“I think it's really hard for people to understand really what the consequences are,” she said. “Even though it can take very tiny behavior changes to mitigate that tiny risk, our brains are sort of set up to either dismiss it or consider it as a giant threat.” 

Another factor in the widespread flu season is climate change, according to Marc Sala, an assistant professor of pulmonary and critical care in Northwestern Medicine. 

“We have warmer summers than we're used to dealing with and we all know that's going to have an impact on all sorts of infectious organisms,” he warned. “Some of this we're still trying to figure out, but as the as the winters are less predictable and COVID has settled out, we're dealing with new patterns.” 

Doctors recommend everyone over 6 months of age get this year’s flu vaccine. 

“I remain adamant that if you're going to prevent the worst outcomes, then you need the vaccines," Sala said. 

Medical professionals also suggest people routinely was their hands and stay home when sick.

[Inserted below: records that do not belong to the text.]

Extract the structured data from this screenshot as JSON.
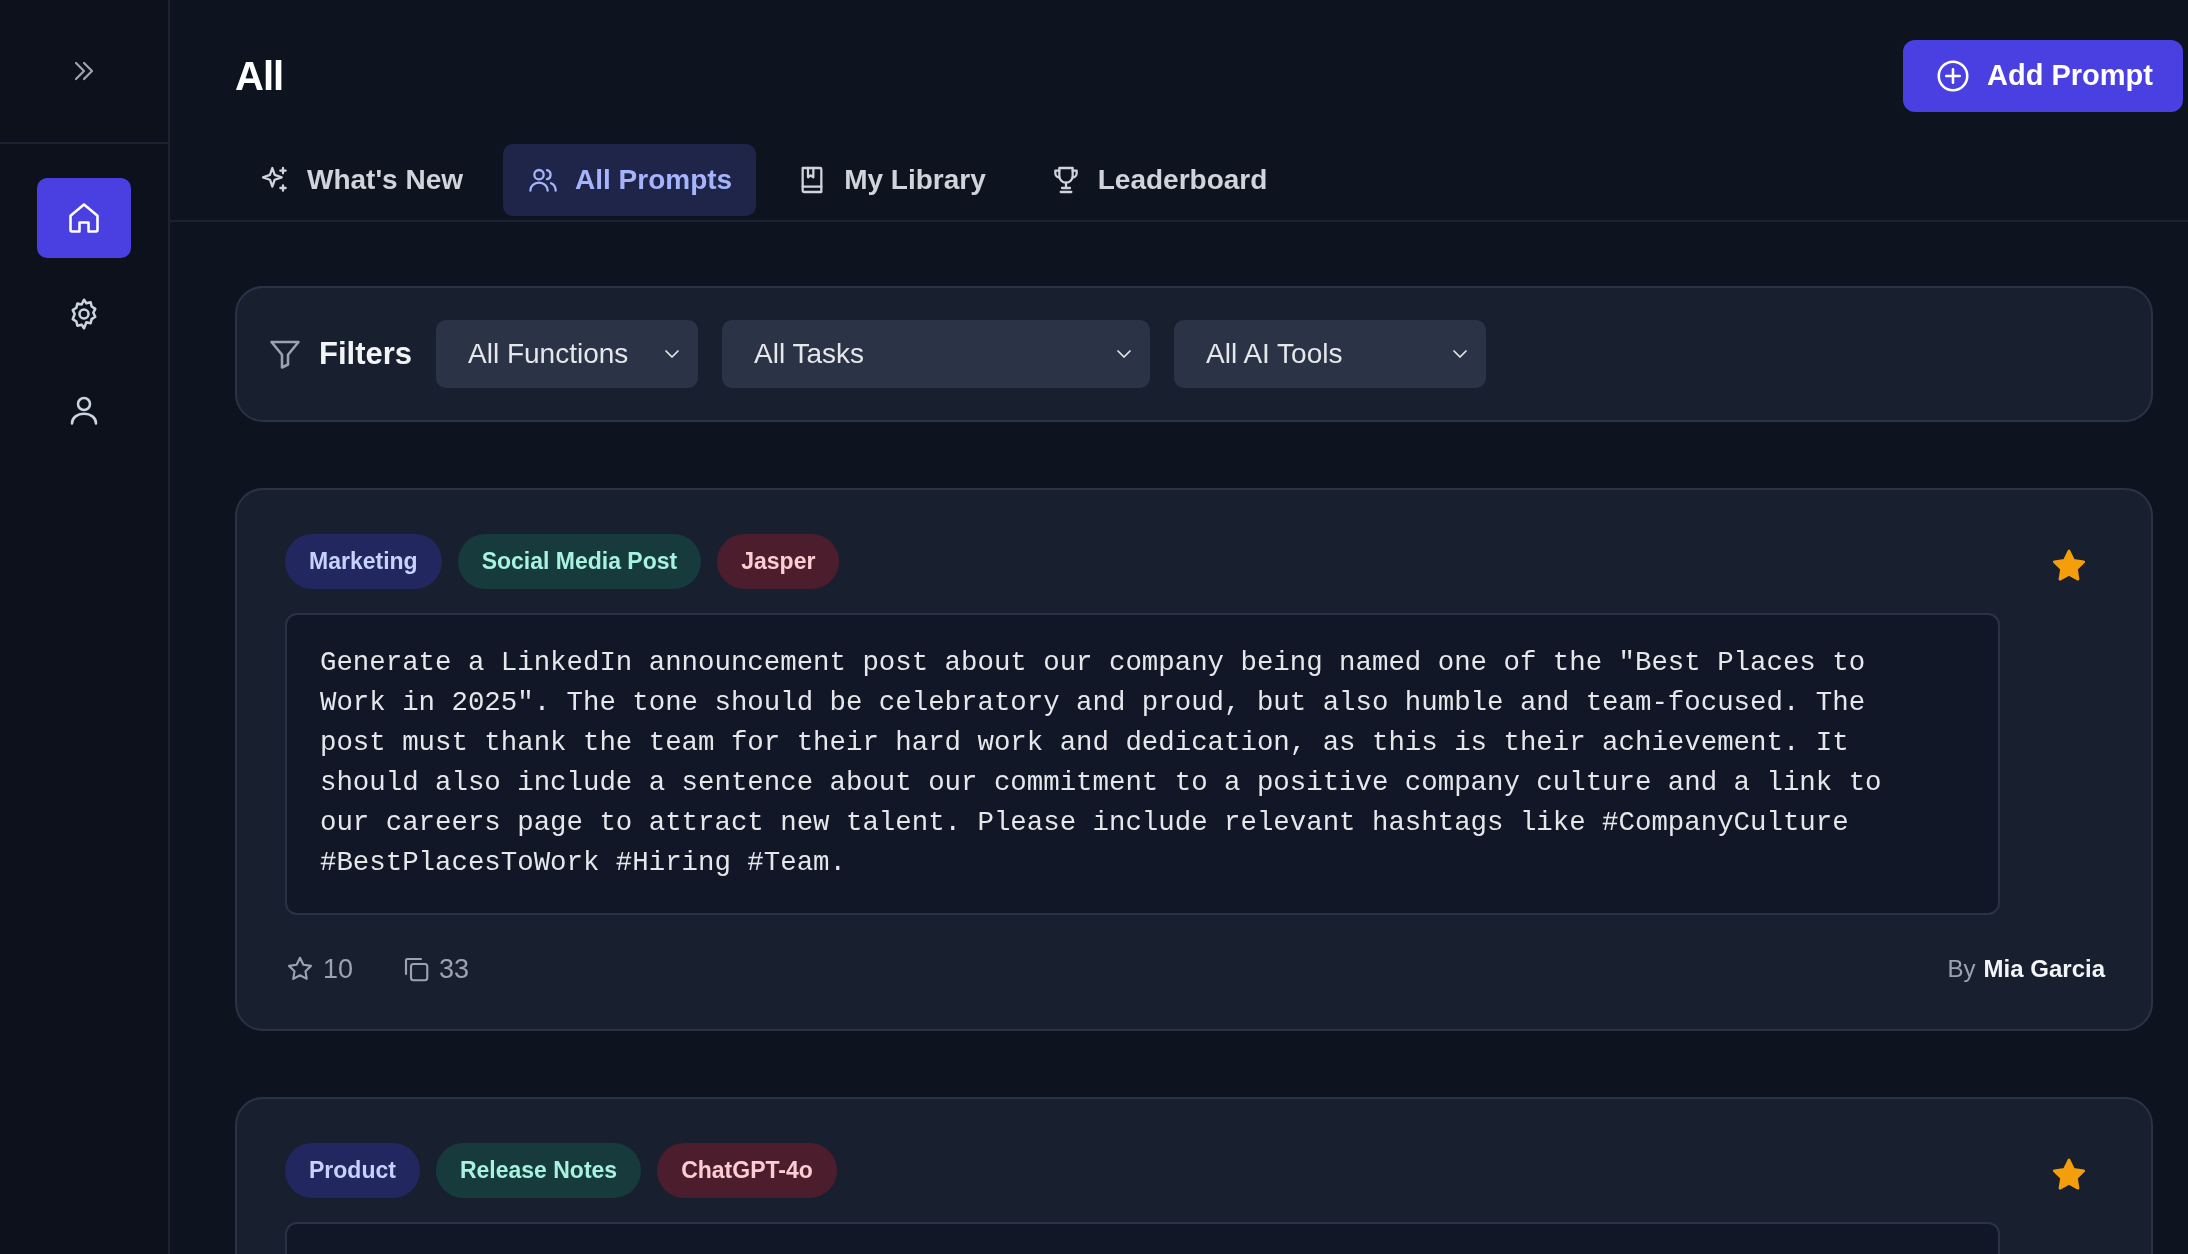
{
  "sidebar": {
    "items": [
      {
        "selected": true
      },
      {
        "selected": false
      },
      {
        "selected": false
      }
    ]
  },
  "header": {
    "title": "All",
    "add_button": "Add Prompt"
  },
  "tabs": [
    {
      "label": "What's New",
      "selected": false
    },
    {
      "label": "All Prompts",
      "selected": true
    },
    {
      "label": "My Library",
      "selected": false
    },
    {
      "label": "Leaderboard",
      "selected": false
    }
  ],
  "filters": {
    "label": "Filters",
    "dropdowns": [
      {
        "value": "All Functions"
      },
      {
        "value": "All Tasks"
      },
      {
        "value": "All AI Tools"
      }
    ]
  },
  "prompts": [
    {
      "tags": [
        {
          "kind": "function",
          "label": "Marketing"
        },
        {
          "kind": "task",
          "label": "Social Media Post"
        },
        {
          "kind": "tool",
          "label": "Jasper"
        }
      ],
      "favorited": true,
      "text": "Generate a LinkedIn announcement post about our company being named one of the \"Best Places to Work in 2025\". The tone should be celebratory and proud, but also humble and team-focused. The post must thank the team for their hard work and dedication, as this is their achievement. It should also include a sentence about our commitment to a positive company culture and a link to our careers page to attract new talent. Please include relevant hashtags like #CompanyCulture #BestPlacesToWork #Hiring #Team.",
      "stars": "10",
      "copies": "33",
      "by": "By",
      "author": "Mia Garcia"
    },
    {
      "tags": [
        {
          "kind": "function",
          "label": "Product"
        },
        {
          "kind": "task",
          "label": "Release Notes"
        },
        {
          "kind": "tool",
          "label": "ChatGPT-4o"
        }
      ],
      "favorited": true
    }
  ]
}
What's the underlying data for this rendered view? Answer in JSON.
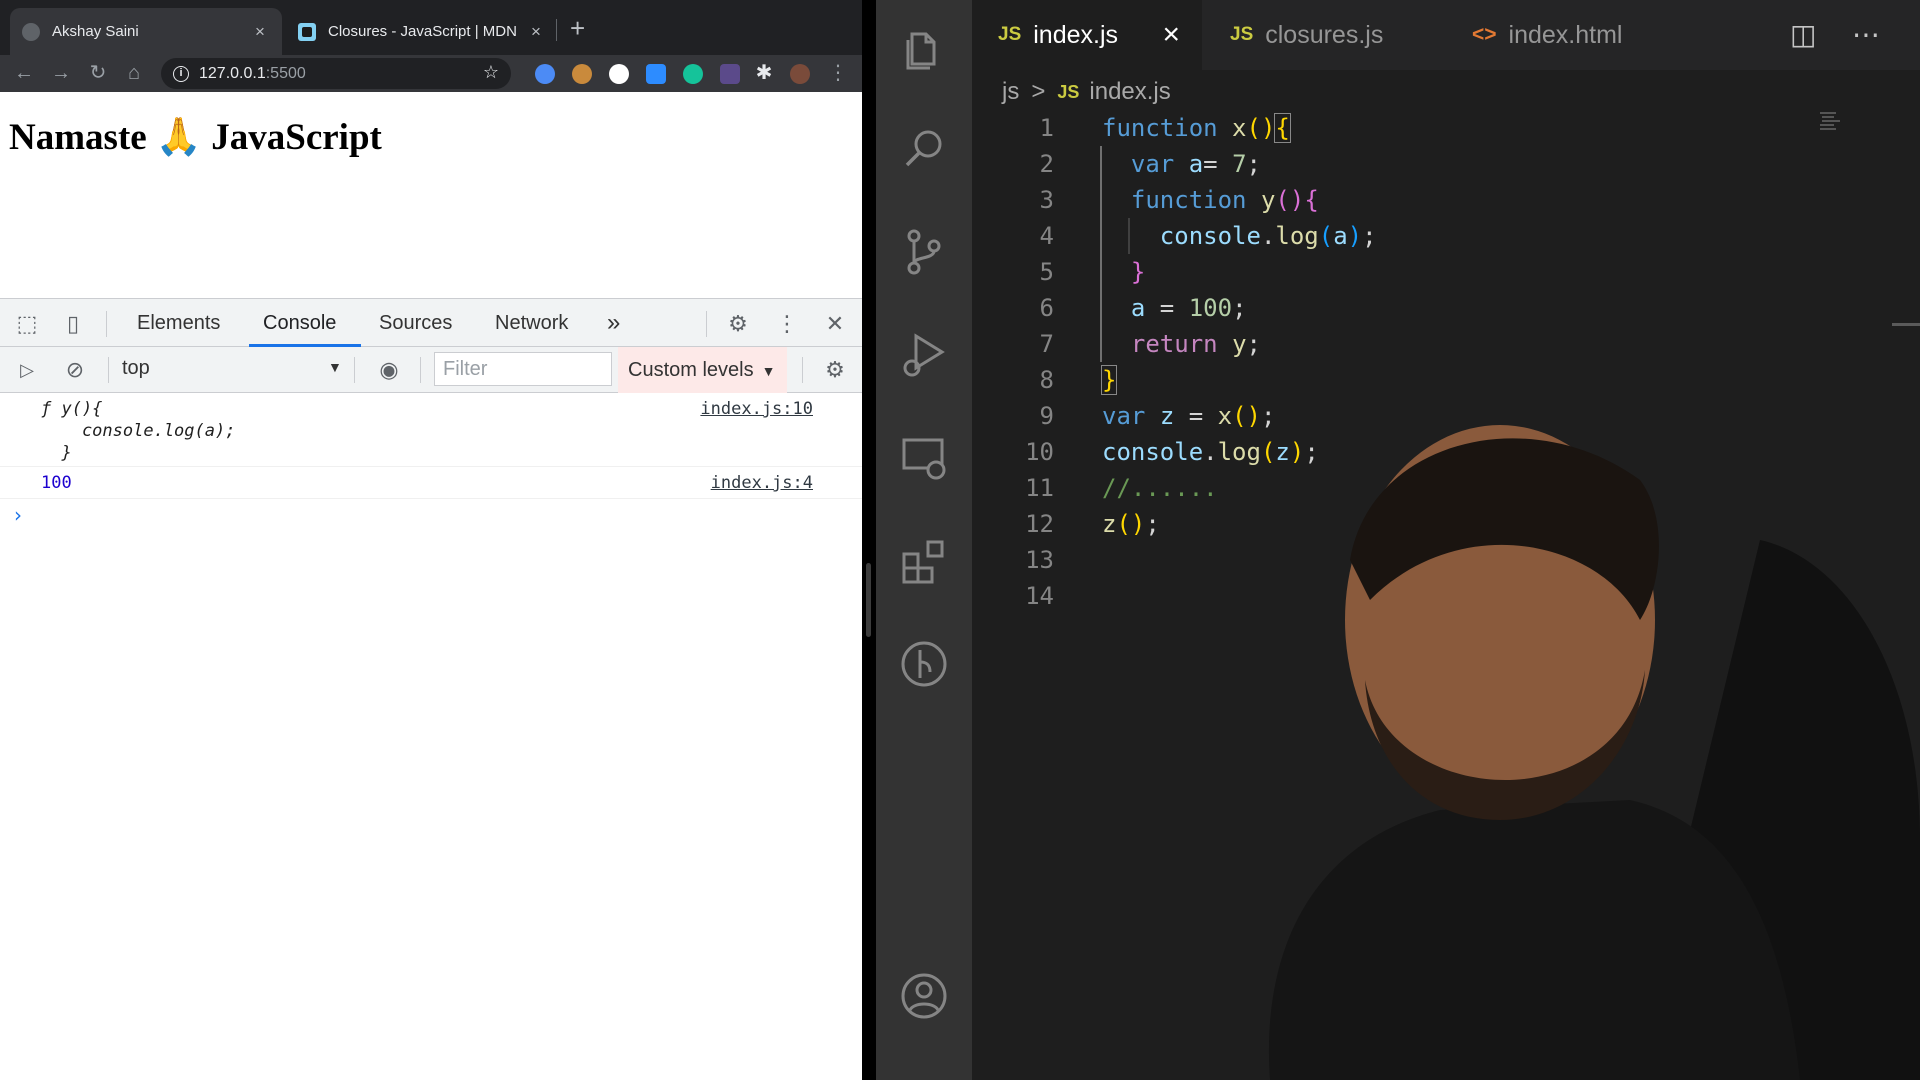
{
  "browser": {
    "tabs": [
      {
        "title": "Akshay Saini",
        "close": "×",
        "active": true
      },
      {
        "title": "Closures - JavaScript | MDN",
        "close": "×",
        "active": false
      }
    ],
    "new_tab": "+",
    "url_host": "127.0.0.1",
    "url_port": ":5500",
    "page_heading": "Namaste 🙏 JavaScript"
  },
  "devtools": {
    "tabs": [
      "Elements",
      "Console",
      "Sources",
      "Network"
    ],
    "active_tab": "Console",
    "more_tabs": "»",
    "context": "top",
    "filter_placeholder": "Filter",
    "levels": "Custom levels",
    "console": [
      {
        "line1": "ƒ y(){",
        "line2": "    console.log(a);",
        "line3": "  }",
        "source": "index.js:10"
      },
      {
        "value": "100",
        "source": "index.js:4"
      }
    ],
    "prompt": "›"
  },
  "vscode": {
    "tabs": [
      {
        "badge": "JS",
        "name": "index.js",
        "active": true,
        "close": "×"
      },
      {
        "badge": "JS",
        "name": "closures.js",
        "active": false
      },
      {
        "badge": "<>",
        "name": "index.html",
        "active": false
      }
    ],
    "breadcrumb": {
      "folder": "js",
      "sep": ">",
      "badge": "JS",
      "file": "index.js"
    },
    "line_numbers": [
      "1",
      "2",
      "3",
      "4",
      "5",
      "6",
      "7",
      "8",
      "9",
      "10",
      "11",
      "12",
      "13",
      "14"
    ],
    "code_text": {
      "function": "function",
      "var": "var",
      "return": "return",
      "x_name": "x",
      "y_name": "y",
      "a_decl": "a",
      "a_decl_rest": "= ",
      "seven": "7",
      "console": "console",
      "log": "log",
      "hundred": "100",
      "z": "z",
      "comment": "//......"
    }
  },
  "colors": {
    "accent": "#1a73e8",
    "vscode_bg": "#1e1e1e",
    "activity_bar": "#333333",
    "keyword": "#569cd6",
    "function_name": "#dcdcaa",
    "variable": "#9cdcfe"
  }
}
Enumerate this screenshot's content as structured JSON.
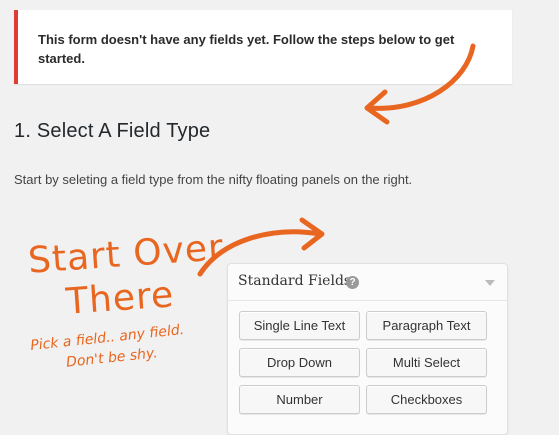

Doctors say flu is most dangerous for children and the elderly, with symptoms beginning one to four days after infection and usually lasting around a week.